Illegal indoor grows present their own environmental problems, as discussed in a 2011 study from the Lawrence Berkeley National Laboratory (emphasis mine):
Specific energy uses include high-intensity lighting, dehumidification to remove water vapor, space heating during non-illuminated periods and drying, irrigation water preheating, generation of CO2 by burning fossil fuel, and ventilation and air-conditioning to remove waste heat. Substantial energy inefficiencies arise from air cleaning, noise and odor suppression, and inefficient electric generators used to avoid conspicuous utility bills.
The emergent industry of indoor Cannabis production results in prodigious energy use, costs, and greenhouse-gas pollution.
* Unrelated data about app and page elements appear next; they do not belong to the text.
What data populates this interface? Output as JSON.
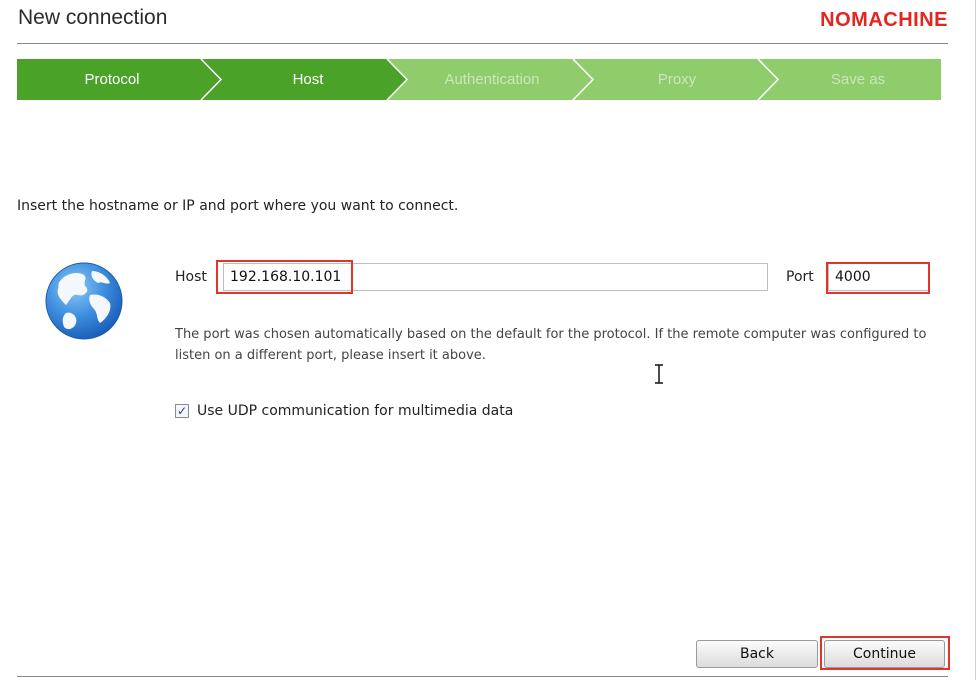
{
  "window": {
    "title": "New connection",
    "logo": "NOMACHINE"
  },
  "colors": {
    "step_done": "#4aa229",
    "step_todo": "#8fcc6b",
    "highlight_box": "#e0352b",
    "logo_red": "#e3261f"
  },
  "wizard": {
    "steps": [
      {
        "label": "Protocol",
        "state": "done"
      },
      {
        "label": "Host",
        "state": "current"
      },
      {
        "label": "Authentication",
        "state": "todo"
      },
      {
        "label": "Proxy",
        "state": "todo"
      },
      {
        "label": "Save as",
        "state": "todo"
      }
    ]
  },
  "form": {
    "instruction": "Insert the hostname or IP and port where you want to connect.",
    "host_label": "Host",
    "host_value": "192.168.10.101",
    "port_label": "Port",
    "port_value": "4000",
    "help_line_1": "The port was chosen automatically based on the default for the protocol. If the remote computer was configured to",
    "help_line_2": "listen on a different port, please insert it above.",
    "udp_label": "Use UDP communication for multimedia data",
    "udp_checked": true,
    "globe_icon": "globe-icon",
    "checkbox_mark": "✓"
  },
  "buttons": {
    "back": "Back",
    "continue": "Continue"
  }
}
Large-scale industrialized and highly energy-intensive indoor cultivation of cannabis is driven by criminalization, pursuit of security, and the desire for greater process control and yields.
To its credit, the L.A. Times manages to pin-point why outdoor growers are loathe to run more environmentally friendly operations: "Because marijuana is unregulated in California and illegal under federal law, most growers still operate in the shadows." In this case, literal shadows: Growing pot in a dense forest is wiser than growing it in plain sight. The Lawrence Berkeley report also notes the incentives driving energy-consuming indoor grows: "air cleaning, noise and odor suppression, and inefficient electric generators used to avoid conspicuous utility bills."
Remove the threat of prosecution, and marijuana growers would have no incentive to obscure their operations in dense, hard-to-reach forests. They wouldn't need to mow down protected land to plant, and they wouldn't need to poison bears and fishers. They might also be more likely to comply with permitting processes for water use.
Similarly, fully legal indoor grow operations could abandon fossil fuel generators, and use less energy attempting to eliminate plant odor. With the knowledge that police would prosecute theft and burglary of their plants, indoor growers might also spend less on security infrastructure.